### TASK DIRECTIONS
Please report, as a single number, how many lines in the entries include the string "color".

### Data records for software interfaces

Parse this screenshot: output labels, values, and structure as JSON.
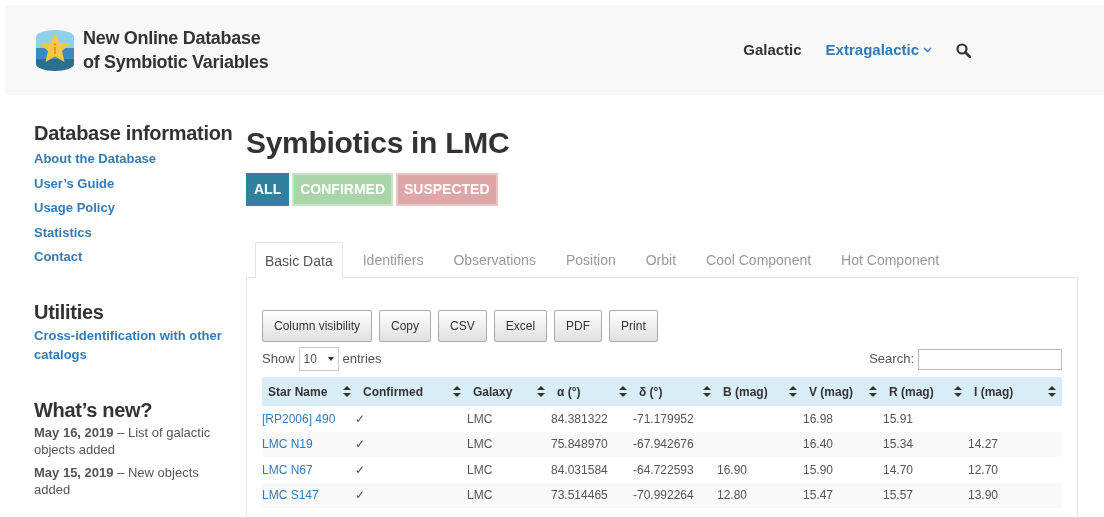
{
  "header": {
    "logo_title": "New Online Database",
    "logo_subtitle": "of Symbiotic Variables",
    "nav": [
      {
        "label": "Galactic",
        "selected": false,
        "dropdown": false
      },
      {
        "label": "Extragalactic",
        "selected": true,
        "dropdown": true
      }
    ]
  },
  "sidebar": [
    {
      "heading": "Database information",
      "links": [
        "About the Database",
        "User’s Guide",
        "Usage Policy",
        "Statistics",
        "Contact"
      ]
    },
    {
      "heading": "Utilities",
      "links": [
        "Cross-identification with other catalogs"
      ]
    },
    {
      "heading": "What’s new?",
      "news": [
        {
          "date": "May 16, 2019",
          "text": "– List of galactic objects added"
        },
        {
          "date": "May 15, 2019",
          "text": "– New objects added"
        }
      ]
    }
  ],
  "page_title": "Symbiotics in LMC",
  "filters": [
    {
      "label": "ALL",
      "selected": true,
      "color": "#31809e"
    },
    {
      "label": "CONFIRMED",
      "selected": false,
      "color": "#a9d5a9"
    },
    {
      "label": "SUSPECTED",
      "selected": false,
      "color": "#dea6a6"
    }
  ],
  "tabs": [
    {
      "label": "Basic Data",
      "selected": true
    },
    {
      "label": "Identifiers",
      "selected": false
    },
    {
      "label": "Observations",
      "selected": false
    },
    {
      "label": "Position",
      "selected": false
    },
    {
      "label": "Orbit",
      "selected": false
    },
    {
      "label": "Cool Component",
      "selected": false
    },
    {
      "label": "Hot Component",
      "selected": false
    }
  ],
  "export_buttons": [
    "Column visibility",
    "Copy",
    "CSV",
    "Excel",
    "PDF",
    "Print"
  ],
  "length": {
    "before": "Show",
    "value": "10",
    "after": "entries"
  },
  "search": {
    "label": "Search:"
  },
  "table": {
    "columns": [
      "Star Name",
      "Confirmed",
      "Galaxy",
      "α (°)",
      "δ (°)",
      "B (mag)",
      "V (mag)",
      "R (mag)",
      "I (mag)"
    ],
    "rows": [
      [
        "[RP2006] 490",
        "✓",
        "LMC",
        "84.381322",
        "-71.179952",
        "",
        "16.98",
        "15.91",
        ""
      ],
      [
        "LMC N19",
        "✓",
        "LMC",
        "75.848970",
        "-67.942676",
        "",
        "16.40",
        "15.34",
        "14.27"
      ],
      [
        "LMC N67",
        "✓",
        "LMC",
        "84.031584",
        "-64.722593",
        "16.90",
        "15.90",
        "14.70",
        "12.70"
      ],
      [
        "LMC S147",
        "✓",
        "LMC",
        "73.514465",
        "-70.992264",
        "12.80",
        "15.47",
        "15.57",
        "13.90"
      ]
    ]
  }
}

### YOUR SOLUTION
3